Frankly we lost the PR battle a long time ago and we need to make up a hell of a lot of ground to turn things around. We also need to be better at balancing slapping ourselves on the back for a job well done and having crippling paranoia about what the world thinks of us. As some of those on the receiving end of the services we provide have also noted we need to be much better campaigners-in-chief for social housing. For a very good case and point it is worth reading Michael Vincent’s piece in 24Dash.
#housingday is an opportunity to challenge the negative perceptions of what we do and who we work for (ultimately about the people that provide us with livelihoods). And as a result, whilst his blog makes many valid points, I wholeheartedly disagree with Joe’s viewpoint that #housingday is an inconsequential campaign. Because anything that raises the profile of what we do in a positive manner (even if it is with hashtags largely only known by our own sector) is a good thing. More importantly anything that enables us to work a bit closer together, and less like the herd of cats we tend to operate like, gets my vote. It is true that there are a large number of different campaigns going on at the moment and I am running out of room on my lapel…might have to invest in a Wilderness Explorer-esk sash. A bringing together all the disparate campaigns into one, largely homogeneous entity wouldn’t be a bad thing, if not just for my clothing choices. Less of the Judean People’s Front bollocks would also be a nice occurrence.

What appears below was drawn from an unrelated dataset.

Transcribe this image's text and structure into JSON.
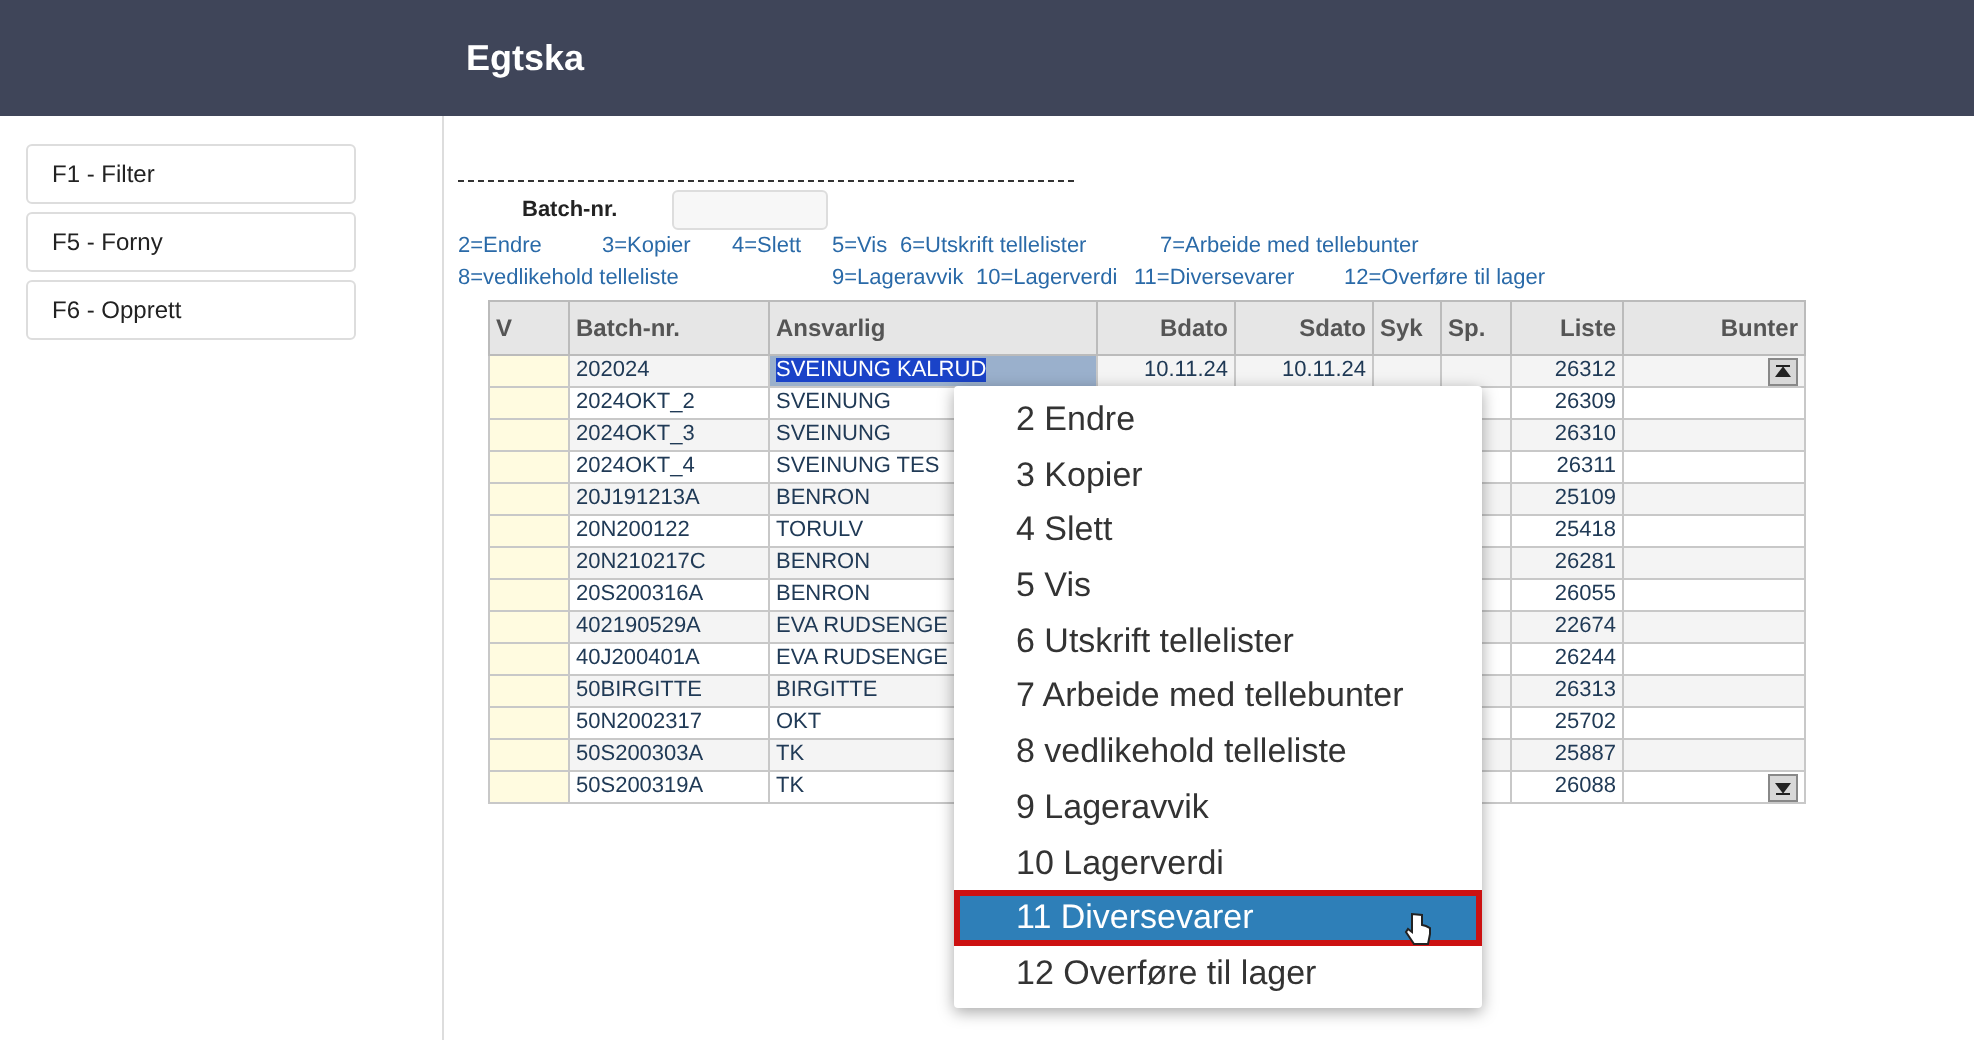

I blogged a while back that the main reason why UKIP do so well is that yes they say dumb things, but they do so repeatedly and very loudly. They have bullied their way onto the political sphere and into the public consciousness with a “we’re here, were a bit posh and want to be out of Europe, get used to it” approach. The package is well presented, works wonderfully with the masses as it hits a nerve and is easily identifiable. Until we nail our own version of the ‘guffaw, f@*k Europe’ brigade’s method of campaigning life will continue to be tricky politically as we won’t be able to secure public backing. You can’t back what you don’t know. #housingday is an real chance to start getting the message out there, winning friends and influencing people.

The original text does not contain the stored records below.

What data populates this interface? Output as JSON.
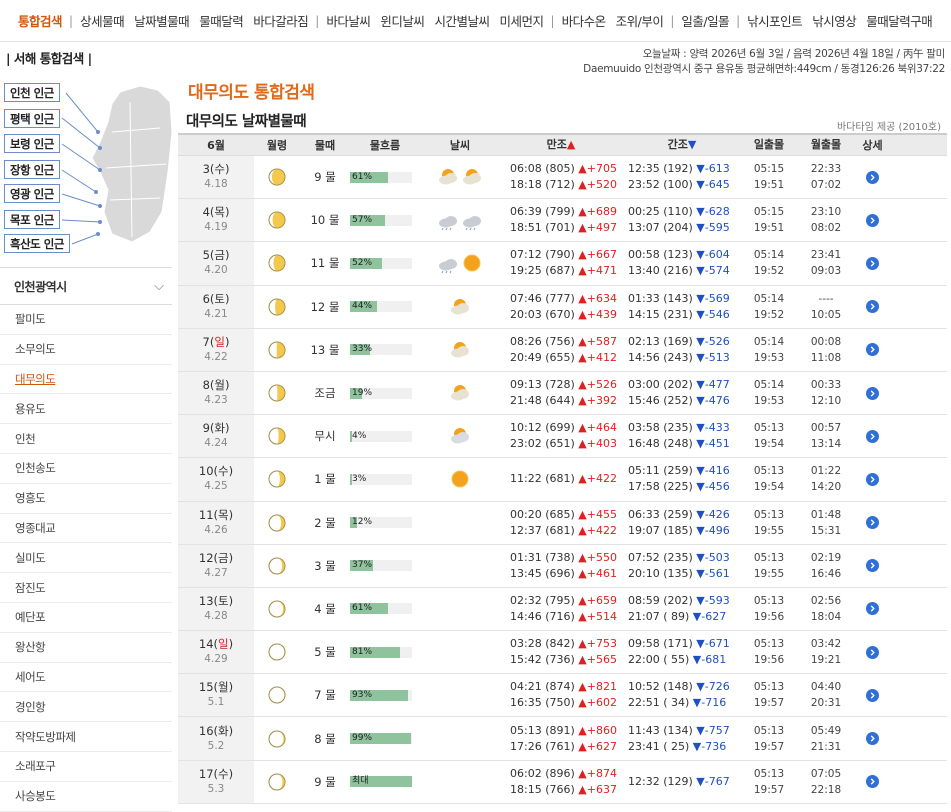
{
  "nav": [
    "통합검색",
    "상세물때",
    "날짜별물때",
    "물때달력",
    "바다갈라짐",
    "바다날씨",
    "윈디날씨",
    "시간별날씨",
    "미세먼지",
    "바다수온",
    "조위/부이",
    "일출/일몰",
    "낚시포인트",
    "낚시영상",
    "물때달력구매"
  ],
  "sidebar": {
    "title": "서해 통합검색",
    "map_labels": [
      "인천 인근",
      "평택 인근",
      "보령 인근",
      "장항 인근",
      "영광 인근",
      "목포 인근",
      "흑산도 인근"
    ],
    "region": "인천광역시",
    "locations": [
      "팔미도",
      "소무의도",
      "대무의도",
      "용유도",
      "인천",
      "인천송도",
      "영흥도",
      "영종대교",
      "실미도",
      "잠진도",
      "예단포",
      "왕산항",
      "세어도",
      "경인항",
      "작약도방파제",
      "소래포구",
      "사승봉도"
    ]
  },
  "header": {
    "date_line": "오늘날짜 : 양력 2026년 6월 3일 / 음력 2026년 4월 18일 / 丙午 팔미",
    "loc_line": "Daemuuido 인천광역시 중구 용유동 평균해면하:449cm / 동경126:26 북위37:22",
    "title": "대무의도 통합검색",
    "subtitle": "대무의도 날짜별물때",
    "credit": "바다타임 제공 (2010호)"
  },
  "table": {
    "headers": {
      "month": "6월",
      "moon": "월령",
      "tide": "물때",
      "flow": "물흐름",
      "weather": "날씨",
      "high": "만조",
      "low": "간조",
      "sun": "일출몰",
      "moonrs": "월출몰",
      "detail": "상세"
    },
    "rows": [
      {
        "day": "3(수)",
        "lunar": "4.18",
        "phase": 0.82,
        "tide": "9 물",
        "flow": "61%",
        "flow_pct": 61,
        "wx": [
          "cloud-sun",
          "cloud-sun"
        ],
        "h1": "06:08 (805)",
        "h1c": "▲+705",
        "h2": "18:18 (712)",
        "h2c": "▲+520",
        "l1": "12:35 (192)",
        "l1c": "▼-613",
        "l2": "23:52 (100)",
        "l2c": "▼-645",
        "sunr": "05:15",
        "suns": "19:51",
        "moonr": "22:33",
        "moons": "07:02"
      },
      {
        "day": "4(목)",
        "lunar": "4.19",
        "phase": 0.78,
        "tide": "10 물",
        "flow": "57%",
        "flow_pct": 57,
        "wx": [
          "cloud-rain",
          "cloud-rain"
        ],
        "h1": "06:39 (799)",
        "h1c": "▲+689",
        "h2": "18:51 (701)",
        "h2c": "▲+497",
        "l1": "00:25 (110)",
        "l1c": "▼-628",
        "l2": "13:07 (204)",
        "l2c": "▼-595",
        "sunr": "05:15",
        "suns": "19:51",
        "moonr": "23:10",
        "moons": "08:02"
      },
      {
        "day": "5(금)",
        "lunar": "4.20",
        "phase": 0.72,
        "tide": "11 물",
        "flow": "52%",
        "flow_pct": 52,
        "wx": [
          "cloud-rain",
          "sun"
        ],
        "h1": "07:12 (790)",
        "h1c": "▲+667",
        "h2": "19:25 (687)",
        "h2c": "▲+471",
        "l1": "00:58 (123)",
        "l1c": "▼-604",
        "l2": "13:40 (216)",
        "l2c": "▼-574",
        "sunr": "05:14",
        "suns": "19:52",
        "moonr": "23:41",
        "moons": "09:03"
      },
      {
        "day": "6(토)",
        "lunar": "4.21",
        "phase": 0.62,
        "tide": "12 물",
        "flow": "44%",
        "flow_pct": 44,
        "wx": [
          "cloud-sun"
        ],
        "h1": "07:46 (777)",
        "h1c": "▲+634",
        "h2": "20:03 (670)",
        "h2c": "▲+439",
        "l1": "01:33 (143)",
        "l1c": "▼-569",
        "l2": "14:15 (231)",
        "l2c": "▼-546",
        "sunr": "05:14",
        "suns": "19:52",
        "moonr": "----",
        "moons": "10:05"
      },
      {
        "day": "7(일)",
        "lunar": "4.22",
        "phase": 0.52,
        "tide": "13 물",
        "flow": "33%",
        "flow_pct": 33,
        "wx": [
          "cloud-sun"
        ],
        "h1": "08:26 (756)",
        "h1c": "▲+587",
        "h2": "20:49 (655)",
        "h2c": "▲+412",
        "l1": "02:13 (169)",
        "l1c": "▼-526",
        "l2": "14:56 (243)",
        "l2c": "▼-513",
        "sunr": "05:14",
        "suns": "19:53",
        "moonr": "00:08",
        "moons": "11:08"
      },
      {
        "day": "8(월)",
        "lunar": "4.23",
        "phase": 0.48,
        "tide": "조금",
        "flow": "19%",
        "flow_pct": 19,
        "wx": [
          "cloud-sun"
        ],
        "h1": "09:13 (728)",
        "h1c": "▲+526",
        "h2": "21:48 (644)",
        "h2c": "▲+392",
        "l1": "03:00 (202)",
        "l1c": "▼-477",
        "l2": "15:46 (252)",
        "l2c": "▼-476",
        "sunr": "05:14",
        "suns": "19:53",
        "moonr": "00:33",
        "moons": "12:10"
      },
      {
        "day": "9(화)",
        "lunar": "4.24",
        "phase": 0.4,
        "tide": "무시",
        "flow": "4%",
        "flow_pct": 4,
        "wx": [
          "cloud-sun-gray"
        ],
        "h1": "10:12 (699)",
        "h1c": "▲+464",
        "h2": "23:02 (651)",
        "h2c": "▲+403",
        "l1": "03:58 (235)",
        "l1c": "▼-433",
        "l2": "16:48 (248)",
        "l2c": "▼-451",
        "sunr": "05:13",
        "suns": "19:54",
        "moonr": "00:57",
        "moons": "13:14"
      },
      {
        "day": "10(수)",
        "lunar": "4.25",
        "phase": 0.32,
        "tide": "1 물",
        "flow": "3%",
        "flow_pct": 3,
        "wx": [
          "sun"
        ],
        "h1": "11:22 (681)",
        "h1c": "▲+422",
        "h2": "",
        "h2c": "",
        "l1": "05:11 (259)",
        "l1c": "▼-416",
        "l2": "17:58 (225)",
        "l2c": "▼-456",
        "sunr": "05:13",
        "suns": "19:54",
        "moonr": "01:22",
        "moons": "14:20"
      },
      {
        "day": "11(목)",
        "lunar": "4.26",
        "phase": 0.24,
        "tide": "2 물",
        "flow": "12%",
        "flow_pct": 12,
        "wx": [],
        "h1": "00:20 (685)",
        "h1c": "▲+455",
        "h2": "12:37 (681)",
        "h2c": "▲+422",
        "l1": "06:33 (259)",
        "l1c": "▼-426",
        "l2": "19:07 (185)",
        "l2c": "▼-496",
        "sunr": "05:13",
        "suns": "19:55",
        "moonr": "01:48",
        "moons": "15:31"
      },
      {
        "day": "12(금)",
        "lunar": "4.27",
        "phase": 0.18,
        "tide": "3 물",
        "flow": "37%",
        "flow_pct": 37,
        "wx": [],
        "h1": "01:31 (738)",
        "h1c": "▲+550",
        "h2": "13:45 (696)",
        "h2c": "▲+461",
        "l1": "07:52 (235)",
        "l1c": "▼-503",
        "l2": "20:10 (135)",
        "l2c": "▼-561",
        "sunr": "05:13",
        "suns": "19:55",
        "moonr": "02:19",
        "moons": "16:46"
      },
      {
        "day": "13(토)",
        "lunar": "4.28",
        "phase": 0.12,
        "tide": "4 물",
        "flow": "61%",
        "flow_pct": 61,
        "wx": [],
        "h1": "02:32 (795)",
        "h1c": "▲+659",
        "h2": "14:46 (716)",
        "h2c": "▲+514",
        "l1": "08:59 (202)",
        "l1c": "▼-593",
        "l2": "21:07 ( 89)",
        "l2c": "▼-627",
        "sunr": "05:13",
        "suns": "19:56",
        "moonr": "02:56",
        "moons": "18:04"
      },
      {
        "day": "14(일)",
        "lunar": "4.29",
        "phase": 0.05,
        "tide": "5 물",
        "flow": "81%",
        "flow_pct": 81,
        "wx": [],
        "h1": "03:28 (842)",
        "h1c": "▲+753",
        "h2": "15:42 (736)",
        "h2c": "▲+565",
        "l1": "09:58 (171)",
        "l1c": "▼-671",
        "l2": "22:00 ( 55)",
        "l2c": "▼-681",
        "sunr": "05:13",
        "suns": "19:56",
        "moonr": "03:42",
        "moons": "19:21"
      },
      {
        "day": "15(월)",
        "lunar": "5.1",
        "phase": 0.04,
        "tide": "7 물",
        "flow": "93%",
        "flow_pct": 93,
        "wx": [],
        "h1": "04:21 (874)",
        "h1c": "▲+821",
        "h2": "16:35 (750)",
        "h2c": "▲+602",
        "l1": "10:52 (148)",
        "l1c": "▼-726",
        "l2": "22:51 ( 34)",
        "l2c": "▼-716",
        "sunr": "05:13",
        "suns": "19:57",
        "moonr": "04:40",
        "moons": "20:31"
      },
      {
        "day": "16(화)",
        "lunar": "5.2",
        "phase": 0.1,
        "tide": "8 물",
        "flow": "99%",
        "flow_pct": 99,
        "wx": [],
        "h1": "05:13 (891)",
        "h1c": "▲+860",
        "h2": "17:26 (761)",
        "h2c": "▲+627",
        "l1": "11:43 (134)",
        "l1c": "▼-757",
        "l2": "23:41 ( 25)",
        "l2c": "▼-736",
        "sunr": "05:13",
        "suns": "19:57",
        "moonr": "05:49",
        "moons": "21:31"
      },
      {
        "day": "17(수)",
        "lunar": "5.3",
        "phase": 0.16,
        "tide": "9 물",
        "flow": "최대",
        "flow_pct": 100,
        "wx": [],
        "h1": "06:02 (896)",
        "h1c": "▲+874",
        "h2": "18:15 (766)",
        "h2c": "▲+637",
        "l1": "12:32 (129)",
        "l1c": "▼-767",
        "l2": "",
        "l2c": "",
        "sunr": "05:13",
        "suns": "19:57",
        "moonr": "07:05",
        "moons": "22:18"
      }
    ]
  }
}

So if you haven’t already joined the Housing professionals, amateurs, Twitterati and people who wondered along by accident I strongly suggest you do. You can participate by tweeting using #housingday or the including the Twitter handle @housingday in your tweets. When doing so for the love of whatever god/goat you believe in Tweet someone who knows nothing about social housing. Because what is the point in keeping this in the large extended family that is social housing if we are trying to spread the word? Viva la revolucion…or something similarly uplifting and rabble rousing.